Wednesday, May 16, 2018
I wish I could say that I understood Tayeb Salih's novel, Season of Migration to the North. It reminds me of the works of Albert Camus, opaque and nonlinear, a story related by a questionably reliable narrator in episodes that convey its themes of colonialism and the fragmentation of post-colonial Sudan.
I wish I had more understanding of how the unnamed narrator's status as a British-educated scholar, returned to his home village, leads to his acquaintance with the mysterious Mustafa Sa'eed, likewise a British-educated Arab who leverages his Western education and his Occidental looks and ways into a serious of sexual conquests, always ending in disaster for the British women in question.

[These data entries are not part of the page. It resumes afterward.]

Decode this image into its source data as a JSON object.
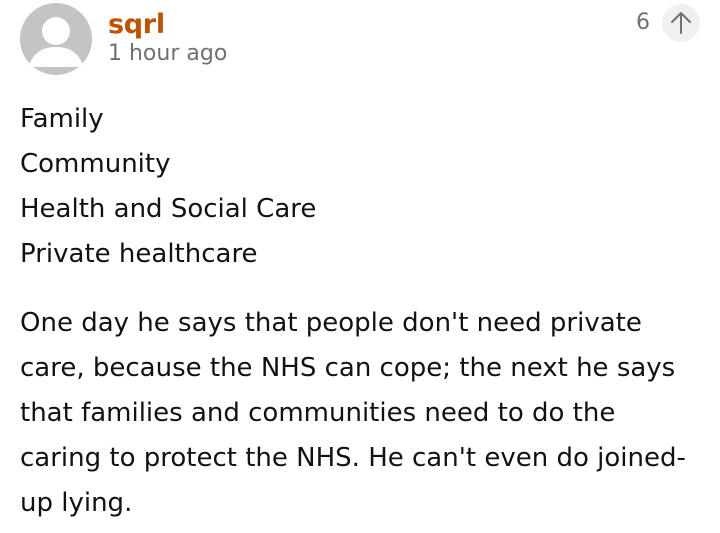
{
  "comment": {
    "author": "sqrl",
    "timestamp": "1 hour ago",
    "vote_count": "6",
    "lines": [
      "Family",
      "Community",
      "Health and Social Care",
      "Private healthcare"
    ],
    "paragraph": "One day he says that people don't need private care, because the NHS can cope; the next he says that families and communities need to do the caring to protect the NHS. He can't even do joined-up lying."
  },
  "icons": {
    "avatar": "default-user-avatar-icon",
    "upvote": "arrow-up-icon"
  },
  "colors": {
    "author": "#c05303",
    "meta": "#707070",
    "text": "#121212",
    "avatar_bg": "#c4c4c4",
    "upvote_bg": "#f0f0f0"
  }
}
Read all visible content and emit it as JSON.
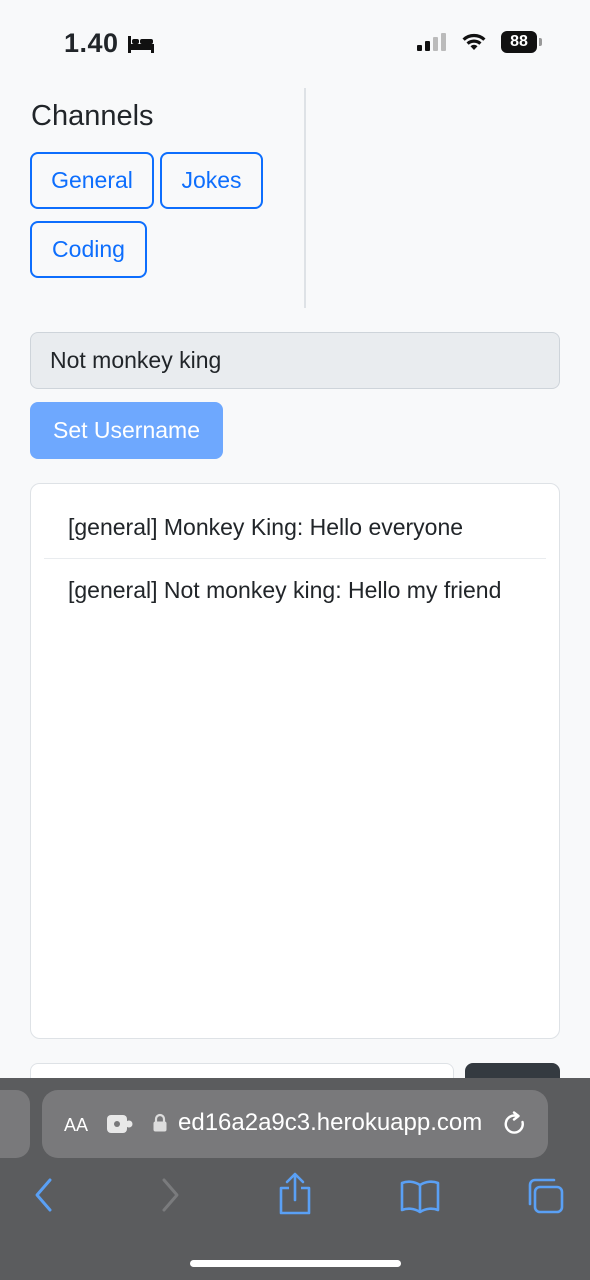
{
  "status_bar": {
    "time": "1.40",
    "sleep_icon": "bed-icon",
    "battery": "88"
  },
  "channels": {
    "title": "Channels",
    "items": [
      {
        "label": "General"
      },
      {
        "label": "Jokes"
      },
      {
        "label": "Coding"
      }
    ]
  },
  "username": {
    "value": "Not monkey king",
    "set_button": "Set Username"
  },
  "messages": [
    {
      "text": "[general] Monkey King: Hello everyone"
    },
    {
      "text": "[general] Not monkey king: Hello my friend"
    }
  ],
  "browser": {
    "text_size_label": "AA",
    "url": "ed16a2a9c3.herokuapp.com",
    "toolbar_icons": [
      "back-icon",
      "forward-icon",
      "share-icon",
      "bookmarks-icon",
      "tabs-icon"
    ]
  },
  "colors": {
    "primary": "#0d6efd",
    "primary_light": "#6ea8fe",
    "safari_bar": "#5b5c5e"
  }
}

I wish I had engaged with the characters more.
I wish I had cared enough to follow the twists and turns of this novel, as its plot points wind through and arranged marriage, female circumcision, sexual adventurism, and culture wars.
I wish I had read this in school, so a professor and my classmates could lead me through the maze and light up the dark corners.
"Did you love Mustafa Sa'eed?" I suddenly asked her.
She did not answer. Though I waited a while she still did not answer. Then I realized that the darkness and the perfume were all but causing me to lose control and that mine was not a question to be asked at such a time and place.
However, it was not long before her voice breached a gap in the darkness and broke through to my ear. "He was the father of my children." If I am right in my belief, the voice was not sad, in fact it contained a caressing tenderness. I let the silence whisper to her, hoping she would say something further. Yes, here it was: "He was a generous husband and a generous father. He never let us want for anything in his whole life."
. . . Suddenly a large opening occurred in the darkness through which penetrated a voice, this time a sad one with a sadness deeper than the bottom of the river. "I think he was hiding something," she said.
I read this book for the Mount TBR Reading Challenge.